‘This is friggin’ overwhelming,” exclaims Nadine Shah, grasping for words to sum up the hyper-emotional, multi-sensory overload that was returning to a music festival. Everyone present for the Tyne and Wear singer’s revitalising set of blown-out rock’n’soul early evening Friday will have known exactly what she meant.
Arms jabbed, throats and noses swabbed, antiseptic liquids flowing along with the real ale and the tears: Green Man was back. As with most festivals, last year’s Covid-related cancellation imperilled this carnival of pastoral-psychedelic delight beneath the Welsh mountains. But its late summer berth allowed organisers to gamble on restrictions lifting in time for a full return in 2021. Fans kept the faith – most tickets were rollovers from 2020 – and were repaid with a programme that, despite few international artists, still somehow felt as solid as ever: a magical mixture of cosmic rock, alt-folk, ecstatic jazz and sanitised hands-in-the-air club music.

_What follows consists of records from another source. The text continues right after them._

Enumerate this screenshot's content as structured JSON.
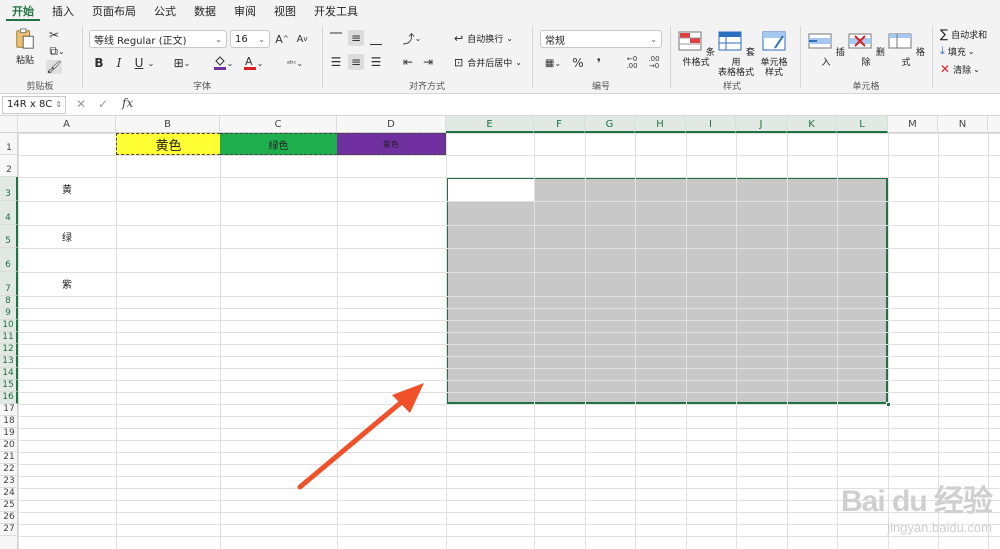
{
  "tabs": [
    "开始",
    "插入",
    "页面布局",
    "公式",
    "数据",
    "审阅",
    "视图",
    "开发工具"
  ],
  "ribbon": {
    "clipboard": {
      "paste": "粘贴",
      "label": "剪贴板"
    },
    "font": {
      "name": "等线 Regular (正文)",
      "size": "16",
      "bold": "B",
      "italic": "I",
      "underline": "U",
      "grow": "A",
      "shrink": "A",
      "label": "字体"
    },
    "alignment": {
      "wrap": "自动换行",
      "merge": "合并后居中",
      "label": "对齐方式"
    },
    "number": {
      "format": "常规",
      "percent": "%",
      "comma": "❜",
      "inc": "←0 .00",
      "dec": ".00 →0",
      "label": "编号"
    },
    "styles": {
      "conditional": "条件格式",
      "table_fmt_1": "套用",
      "table_fmt_2": "表格格式",
      "cell_style_1": "单元格",
      "cell_style_2": "样式",
      "label": "样式"
    },
    "cells": {
      "insert": "插入",
      "delete": "删除",
      "format": "格式",
      "label": "单元格"
    },
    "editing": {
      "autosum": "自动求和",
      "fill": "填充",
      "clear": "清除"
    }
  },
  "formula_bar": {
    "name_box": "14R x 8C",
    "fx": "fx",
    "content": ""
  },
  "sheet": {
    "columns": [
      "A",
      "B",
      "C",
      "D",
      "E",
      "F",
      "G",
      "H",
      "I",
      "J",
      "K",
      "L",
      "M",
      "N"
    ],
    "rows": [
      "1",
      "2",
      "3",
      "4",
      "5",
      "6",
      "7",
      "8",
      "9",
      "10",
      "11",
      "12",
      "13",
      "14",
      "15",
      "16",
      "17",
      "18",
      "19",
      "20",
      "21",
      "22",
      "23",
      "24",
      "25",
      "26",
      "27"
    ],
    "header_cells": [
      {
        "text": "黄色",
        "bg": "#ffff33"
      },
      {
        "text": "绿色",
        "bg": "#1eae4e"
      },
      {
        "text": "紫色",
        "bg": "#7030a0"
      }
    ],
    "row_labels": [
      "黄",
      "绿",
      "紫"
    ]
  },
  "colors": {
    "accent": "#217346",
    "selection_fill": "#c8c8c8",
    "arrow": "#f0512a"
  },
  "watermark": {
    "logo": "Bai du 经验",
    "url": "jingyan.baidu.com"
  }
}
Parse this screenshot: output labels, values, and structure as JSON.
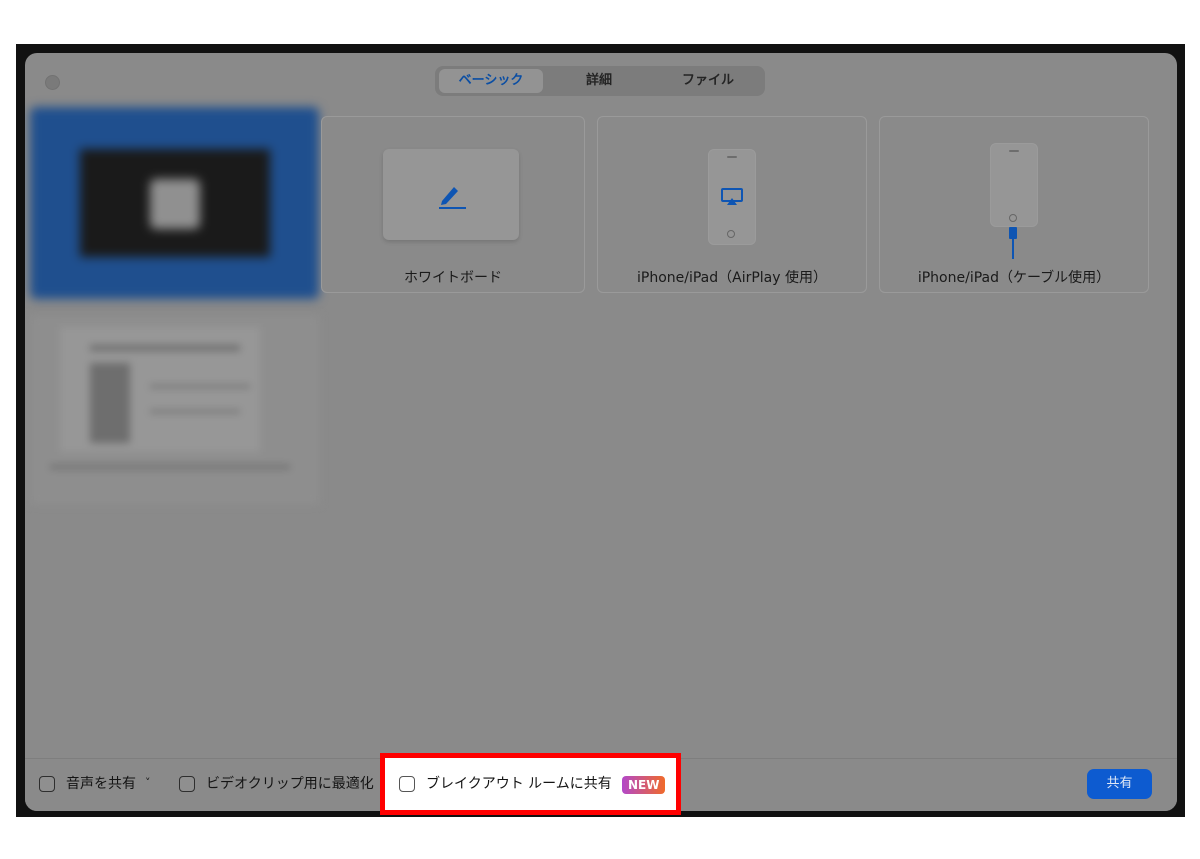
{
  "tabs": [
    {
      "label": "ベーシック",
      "active": true
    },
    {
      "label": "詳細",
      "active": false
    },
    {
      "label": "ファイル",
      "active": false
    }
  ],
  "tiles": [
    {
      "label": "ホワイトボード",
      "icon": "pen-icon"
    },
    {
      "label": "iPhone/iPad（AirPlay 使用）",
      "icon": "airplay-icon"
    },
    {
      "label": "iPhone/iPad（ケーブル使用）",
      "icon": "cable-icon"
    }
  ],
  "bottom": {
    "share_audio": "音声を共有",
    "share_audio_chevron": "˅",
    "optimize_video": "ビデオクリップ用に最適化",
    "share_breakout": "ブレイクアウト ルームに共有",
    "new_badge": "NEW",
    "share_button": "共有"
  },
  "colors": {
    "accent": "#0d5bd0",
    "highlight_border": "#ff0000",
    "overlay_gray": "#8a8a8a"
  }
}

Practically every artist has new material to finally unleash, from records that have lifted spirits during dark days. What a joy it is to hear songs from Georgia’s superb Seeking Thrills live, in an energy rush of a performance ending with a sprinting, synth-spangled cover of Kate Bush’s Running Up That Hill. Inner Song, north Wales-born Kelly Lee Owens’ album of dreamy electronica, was another of last year’s best: her much-anticipated “homecoming”, as she called it, is nearly thwarted by technical issues, but she powers through to leave hearts and ears pounding. Bolstered by a three-piece band, Dan Snaith AKA Caribou’s live set is an object lesson in how to do main stage dance music with warmth, feeling and vitality.
Rain tips down Saturday morning, but thankfully the mud is drying by the time the ragged-edged folk alchemist Richard Dawson appears in the intermittent afternoon sun, extracting unlikely resonance from scraggly songs about quilt-making and exercise. Such is the rich legacy of weird and wonderful psychedelia that his band Super Furry Animals helped to root in the Welsh music scene, Gruff Rhys is practically a godfather to Green Man. His solo set, its crescendo an exuberant Welsh language samba workout to Gyrru Gyrru Gyrru, is suitably special. Later on he makes a cameo with headliners Mogwai, singing their 2001 collaboration Dial: Revenge – a deep cut in a set mainly anchored around the Scottish band’s recent album As the Love Continues, their first to top the UK charts. Post-rock’s underground heroes have suddenly gone overground, and yet without compromise to the dread and beauty of their music: feedback howls to the full moon as their signature pulveriser Mogwai Fear Satan rings its last.
Sunday is balmy and full of contrast. Erland Cooper carves out a moment of audacious tranquillity amid the festival din with his delicate chamber pop, at one point conducting his string quartet with a bird feather. Wearing headgear that makes them look as though they’ve recently extracted themselves from a bush, Snapped Ankles’ hurtling horror movie krautrock is anything but peaceful. Thundercat brings the party funk and a speed bass solo for every occasion, and Self Esteem’s celebration of pop’s immortal capacity to empower provides a rare technicolour moment. And long months off the road looked to have done nothing to interrupt Fontaines DC’s steady march towards becoming the post-punk band of their generation. Tracksuited frontman Grian Chatten prowls the stage magnetically, spitting sardonic songs about xenophobia, trampled dreams and casual violence with dead-eyed, gloriously un-sanitised fury.
With that a giant wooden sculpture of the Green Man, a mythological symbol of rebirth, is ritually burned, embers curling into the clear night sky. After the initial overwhelm melted away, being at a festival felt fantastically, reassuringly normal: a full hug after a year of elbow bumps.